■ **Task to carry out**: Among the entries below, determine how many lines contain the word "Formats" and state only that figure.
--- Dataset records Enclosed Below ---
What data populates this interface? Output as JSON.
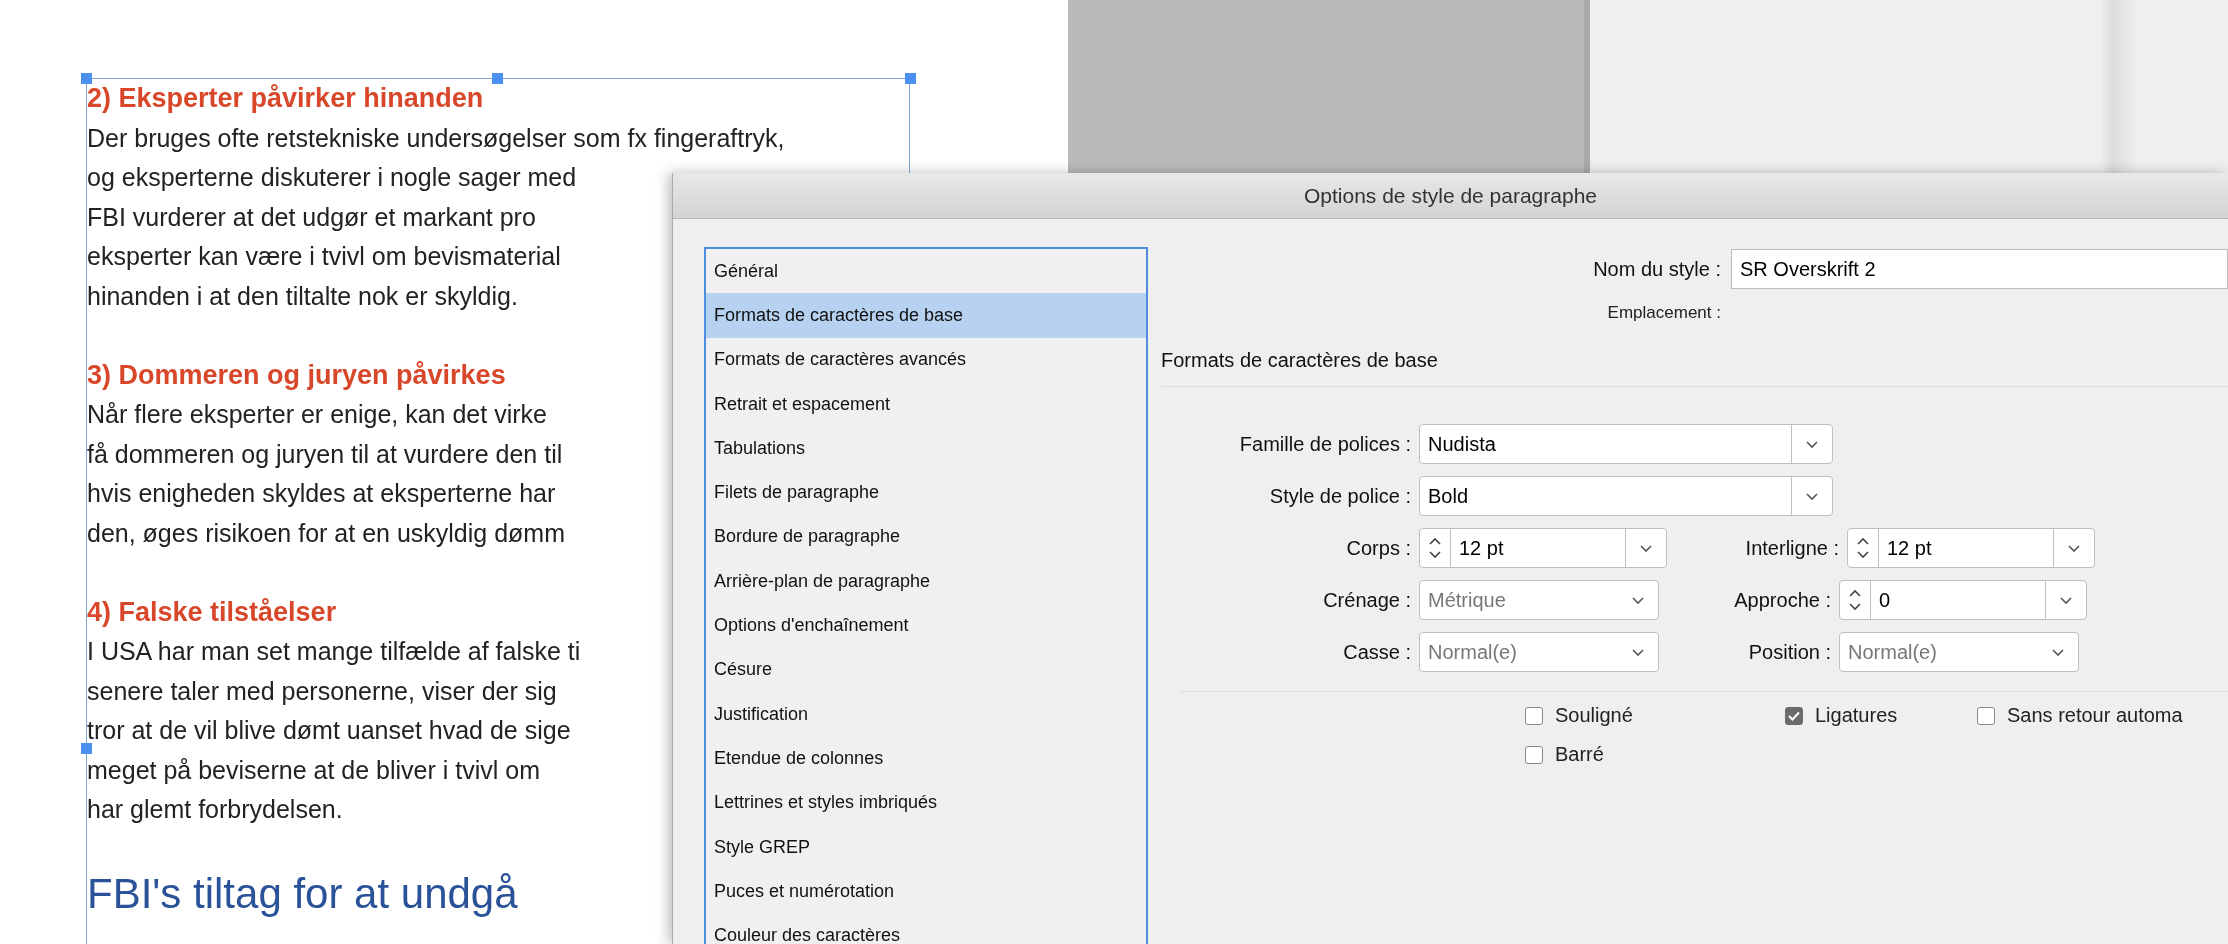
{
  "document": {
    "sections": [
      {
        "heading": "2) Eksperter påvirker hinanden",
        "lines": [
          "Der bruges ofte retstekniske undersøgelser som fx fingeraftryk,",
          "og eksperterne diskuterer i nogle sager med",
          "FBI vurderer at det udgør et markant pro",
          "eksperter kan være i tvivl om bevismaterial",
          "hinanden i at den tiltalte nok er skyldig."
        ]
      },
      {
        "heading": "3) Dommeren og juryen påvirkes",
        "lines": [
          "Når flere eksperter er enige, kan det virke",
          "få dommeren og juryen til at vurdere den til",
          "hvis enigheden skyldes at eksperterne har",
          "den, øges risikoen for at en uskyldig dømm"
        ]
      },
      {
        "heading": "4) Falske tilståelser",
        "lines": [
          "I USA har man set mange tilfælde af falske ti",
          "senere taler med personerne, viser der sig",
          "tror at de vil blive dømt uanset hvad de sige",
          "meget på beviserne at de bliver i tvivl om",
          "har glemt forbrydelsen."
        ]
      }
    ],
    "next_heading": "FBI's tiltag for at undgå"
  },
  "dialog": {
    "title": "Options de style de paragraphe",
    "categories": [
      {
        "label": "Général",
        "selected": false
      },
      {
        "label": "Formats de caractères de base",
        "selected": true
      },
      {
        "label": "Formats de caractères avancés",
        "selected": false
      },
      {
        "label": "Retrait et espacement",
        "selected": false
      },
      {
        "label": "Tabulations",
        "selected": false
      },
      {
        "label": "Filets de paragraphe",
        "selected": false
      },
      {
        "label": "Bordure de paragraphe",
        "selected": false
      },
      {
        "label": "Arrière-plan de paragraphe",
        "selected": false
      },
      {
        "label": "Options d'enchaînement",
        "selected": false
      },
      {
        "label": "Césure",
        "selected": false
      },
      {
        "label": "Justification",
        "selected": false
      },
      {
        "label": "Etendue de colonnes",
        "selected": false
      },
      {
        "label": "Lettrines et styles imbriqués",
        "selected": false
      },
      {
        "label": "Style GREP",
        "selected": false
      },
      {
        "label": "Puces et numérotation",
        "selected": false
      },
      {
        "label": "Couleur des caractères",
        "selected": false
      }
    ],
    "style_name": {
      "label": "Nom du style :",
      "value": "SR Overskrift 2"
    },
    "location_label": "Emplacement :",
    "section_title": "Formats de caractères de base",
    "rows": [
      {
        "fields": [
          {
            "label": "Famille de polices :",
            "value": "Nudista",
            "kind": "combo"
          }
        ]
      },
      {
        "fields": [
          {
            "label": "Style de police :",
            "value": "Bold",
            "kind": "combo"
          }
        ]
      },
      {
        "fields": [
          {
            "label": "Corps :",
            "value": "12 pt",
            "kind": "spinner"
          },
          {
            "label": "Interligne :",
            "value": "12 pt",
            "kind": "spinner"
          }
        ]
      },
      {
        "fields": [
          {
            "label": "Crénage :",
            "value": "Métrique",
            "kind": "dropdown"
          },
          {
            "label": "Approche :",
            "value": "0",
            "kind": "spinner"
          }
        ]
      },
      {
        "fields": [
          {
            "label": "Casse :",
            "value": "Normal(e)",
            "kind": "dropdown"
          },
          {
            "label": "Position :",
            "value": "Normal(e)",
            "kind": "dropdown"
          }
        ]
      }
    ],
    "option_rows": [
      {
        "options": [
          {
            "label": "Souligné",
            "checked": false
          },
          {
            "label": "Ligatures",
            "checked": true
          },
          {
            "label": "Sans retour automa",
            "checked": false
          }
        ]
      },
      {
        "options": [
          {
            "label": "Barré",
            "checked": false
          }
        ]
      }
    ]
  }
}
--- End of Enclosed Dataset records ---
■ **Answer below**: 3